TO DO — All of the data should be repeated exactly; pictures are not part of the copy.

####################

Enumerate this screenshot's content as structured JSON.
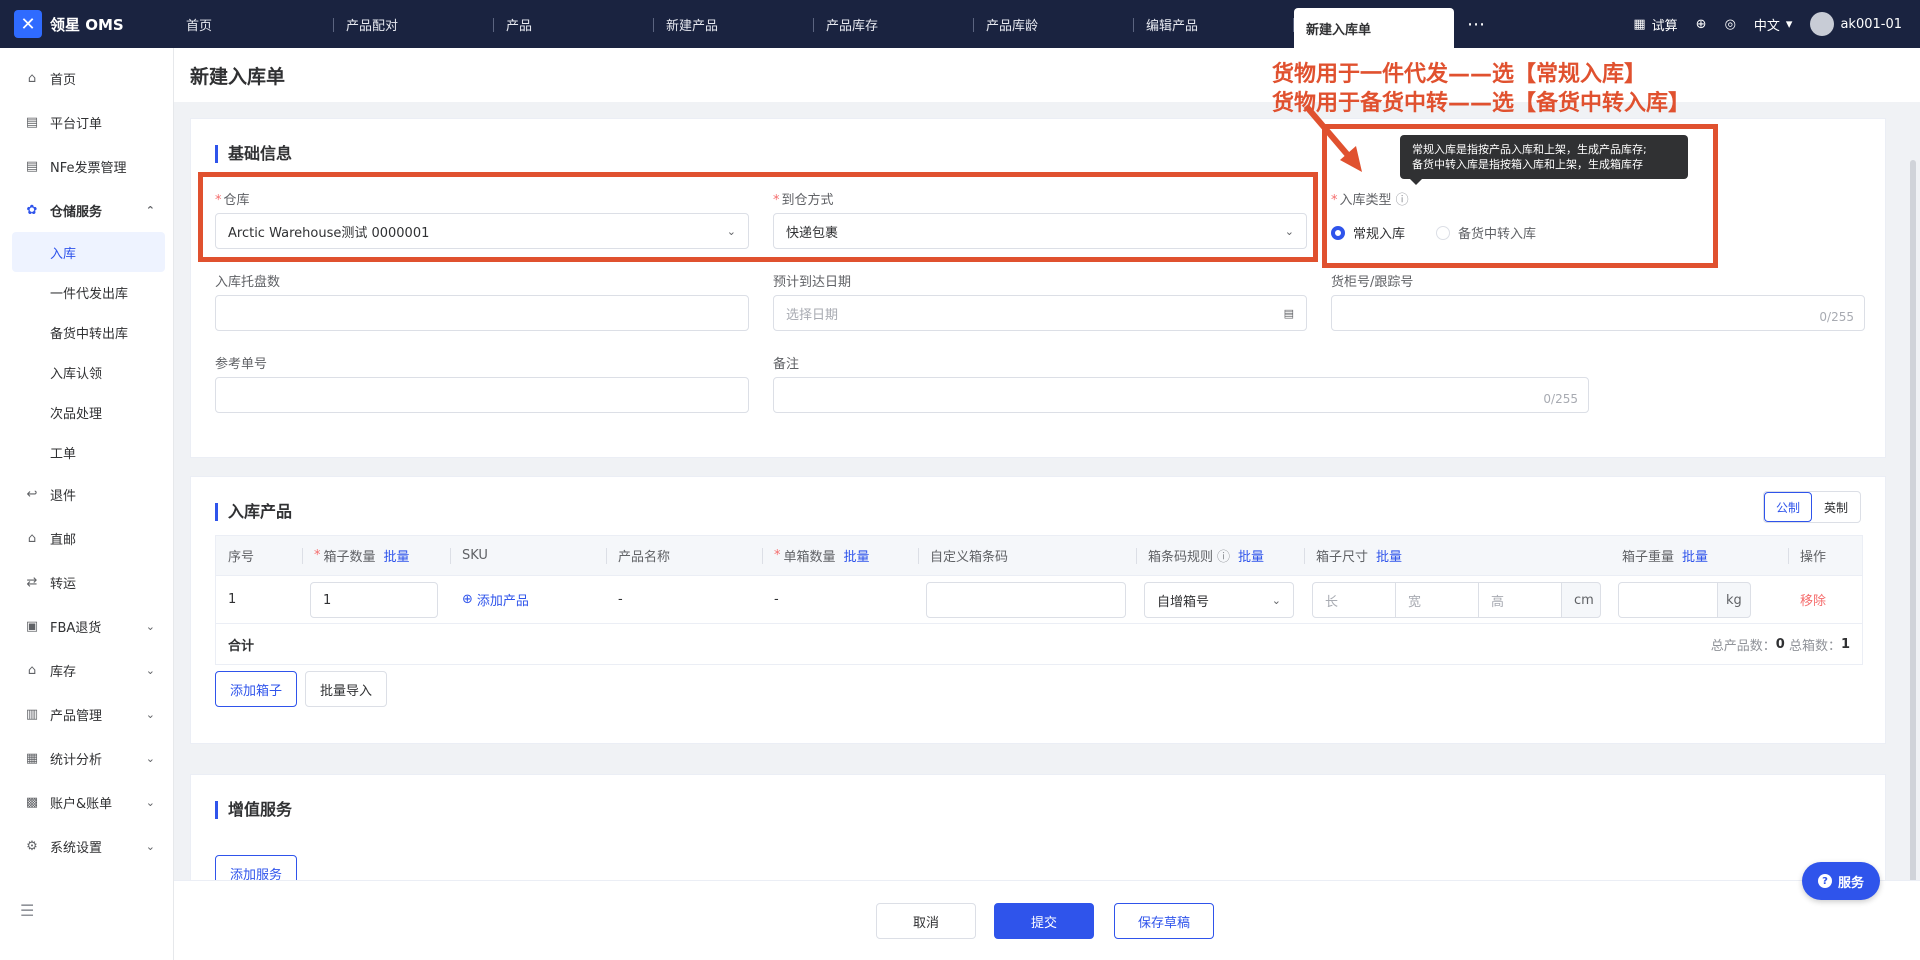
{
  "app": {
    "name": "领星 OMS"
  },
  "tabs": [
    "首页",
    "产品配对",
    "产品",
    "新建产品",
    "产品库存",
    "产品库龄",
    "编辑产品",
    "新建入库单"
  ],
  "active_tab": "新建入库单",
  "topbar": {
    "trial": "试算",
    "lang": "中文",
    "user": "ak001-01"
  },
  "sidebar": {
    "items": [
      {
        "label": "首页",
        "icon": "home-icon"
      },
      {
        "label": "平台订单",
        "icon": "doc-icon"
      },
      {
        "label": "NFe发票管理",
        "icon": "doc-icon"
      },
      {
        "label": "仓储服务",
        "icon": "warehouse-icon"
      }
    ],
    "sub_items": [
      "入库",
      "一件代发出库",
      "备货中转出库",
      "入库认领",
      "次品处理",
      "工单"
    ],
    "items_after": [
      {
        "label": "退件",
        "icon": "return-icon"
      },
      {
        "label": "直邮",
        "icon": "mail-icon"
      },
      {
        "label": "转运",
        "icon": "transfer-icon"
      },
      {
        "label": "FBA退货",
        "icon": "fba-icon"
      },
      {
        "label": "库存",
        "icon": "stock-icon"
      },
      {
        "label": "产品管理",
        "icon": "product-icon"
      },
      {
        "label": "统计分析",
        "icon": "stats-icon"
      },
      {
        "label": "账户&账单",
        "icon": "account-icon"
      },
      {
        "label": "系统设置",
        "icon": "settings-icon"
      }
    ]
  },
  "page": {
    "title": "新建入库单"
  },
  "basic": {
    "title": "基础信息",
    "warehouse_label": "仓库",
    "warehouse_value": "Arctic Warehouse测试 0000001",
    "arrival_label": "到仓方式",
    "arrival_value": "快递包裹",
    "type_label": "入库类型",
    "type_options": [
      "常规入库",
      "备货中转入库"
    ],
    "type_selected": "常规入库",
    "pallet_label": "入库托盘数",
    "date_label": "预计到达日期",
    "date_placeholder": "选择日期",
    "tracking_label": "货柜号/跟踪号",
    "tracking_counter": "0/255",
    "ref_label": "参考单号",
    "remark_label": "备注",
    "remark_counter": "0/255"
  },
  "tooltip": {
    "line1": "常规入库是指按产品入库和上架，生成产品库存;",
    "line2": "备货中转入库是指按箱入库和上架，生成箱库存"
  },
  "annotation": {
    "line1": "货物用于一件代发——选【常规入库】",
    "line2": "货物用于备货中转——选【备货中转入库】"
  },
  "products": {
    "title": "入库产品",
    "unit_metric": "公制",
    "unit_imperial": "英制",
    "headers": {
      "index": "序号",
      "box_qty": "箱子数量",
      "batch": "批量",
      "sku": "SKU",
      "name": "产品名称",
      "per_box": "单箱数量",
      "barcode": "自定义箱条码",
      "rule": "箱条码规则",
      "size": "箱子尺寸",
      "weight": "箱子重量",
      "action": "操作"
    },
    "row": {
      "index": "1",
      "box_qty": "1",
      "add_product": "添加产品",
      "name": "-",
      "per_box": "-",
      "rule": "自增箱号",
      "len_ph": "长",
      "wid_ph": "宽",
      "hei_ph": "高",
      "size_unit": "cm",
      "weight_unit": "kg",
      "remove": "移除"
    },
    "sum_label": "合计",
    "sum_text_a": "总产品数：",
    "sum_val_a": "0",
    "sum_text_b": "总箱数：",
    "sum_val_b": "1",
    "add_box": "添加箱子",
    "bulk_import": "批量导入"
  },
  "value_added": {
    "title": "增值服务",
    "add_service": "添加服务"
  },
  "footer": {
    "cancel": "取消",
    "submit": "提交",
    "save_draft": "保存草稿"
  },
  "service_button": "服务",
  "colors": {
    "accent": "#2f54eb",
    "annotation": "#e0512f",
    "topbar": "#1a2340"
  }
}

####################

RESPONSE AREA —
Enumerate this screenshot's content as structured JSON.
{
  "app": {
    "name": "领星 OMS"
  },
  "tabs": [
    "首页",
    "产品配对",
    "产品",
    "新建产品",
    "产品库存",
    "产品库龄",
    "编辑产品",
    "新建入库单"
  ],
  "active_tab": "新建入库单",
  "topbar": {
    "trial": "试算",
    "lang": "中文",
    "user": "ak001-01"
  },
  "sidebar": {
    "items": [
      {
        "label": "首页",
        "icon": "home-icon"
      },
      {
        "label": "平台订单",
        "icon": "doc-icon"
      },
      {
        "label": "NFe发票管理",
        "icon": "doc-icon"
      },
      {
        "label": "仓储服务",
        "icon": "warehouse-icon"
      }
    ],
    "sub_items": [
      "入库",
      "一件代发出库",
      "备货中转出库",
      "入库认领",
      "次品处理",
      "工单"
    ],
    "items_after": [
      {
        "label": "退件",
        "icon": "return-icon"
      },
      {
        "label": "直邮",
        "icon": "mail-icon"
      },
      {
        "label": "转运",
        "icon": "transfer-icon"
      },
      {
        "label": "FBA退货",
        "icon": "fba-icon"
      },
      {
        "label": "库存",
        "icon": "stock-icon"
      },
      {
        "label": "产品管理",
        "icon": "product-icon"
      },
      {
        "label": "统计分析",
        "icon": "stats-icon"
      },
      {
        "label": "账户&账单",
        "icon": "account-icon"
      },
      {
        "label": "系统设置",
        "icon": "settings-icon"
      }
    ]
  },
  "page": {
    "title": "新建入库单"
  },
  "basic": {
    "title": "基础信息",
    "warehouse_label": "仓库",
    "warehouse_value": "Arctic Warehouse测试 0000001",
    "arrival_label": "到仓方式",
    "arrival_value": "快递包裹",
    "type_label": "入库类型",
    "type_options": [
      "常规入库",
      "备货中转入库"
    ],
    "type_selected": "常规入库",
    "pallet_label": "入库托盘数",
    "date_label": "预计到达日期",
    "date_placeholder": "选择日期",
    "tracking_label": "货柜号/跟踪号",
    "tracking_counter": "0/255",
    "ref_label": "参考单号",
    "remark_label": "备注",
    "remark_counter": "0/255"
  },
  "tooltip": {
    "line1": "常规入库是指按产品入库和上架，生成产品库存;",
    "line2": "备货中转入库是指按箱入库和上架，生成箱库存"
  },
  "annotation": {
    "line1": "货物用于一件代发——选【常规入库】",
    "line2": "货物用于备货中转——选【备货中转入库】"
  },
  "products": {
    "title": "入库产品",
    "unit_metric": "公制",
    "unit_imperial": "英制",
    "headers": {
      "index": "序号",
      "box_qty": "箱子数量",
      "batch": "批量",
      "sku": "SKU",
      "name": "产品名称",
      "per_box": "单箱数量",
      "barcode": "自定义箱条码",
      "rule": "箱条码规则",
      "size": "箱子尺寸",
      "weight": "箱子重量",
      "action": "操作"
    },
    "row": {
      "index": "1",
      "box_qty": "1",
      "add_product": "添加产品",
      "name": "-",
      "per_box": "-",
      "rule": "自增箱号",
      "len_ph": "长",
      "wid_ph": "宽",
      "hei_ph": "高",
      "size_unit": "cm",
      "weight_unit": "kg",
      "remove": "移除"
    },
    "sum_label": "合计",
    "sum_text_a": "总产品数：",
    "sum_val_a": "0",
    "sum_text_b": "总箱数：",
    "sum_val_b": "1",
    "add_box": "添加箱子",
    "bulk_import": "批量导入"
  },
  "value_added": {
    "title": "增值服务",
    "add_service": "添加服务"
  },
  "footer": {
    "cancel": "取消",
    "submit": "提交",
    "save_draft": "保存草稿"
  },
  "service_button": "服务",
  "colors": {
    "accent": "#2f54eb",
    "annotation": "#e0512f",
    "topbar": "#1a2340"
  }
}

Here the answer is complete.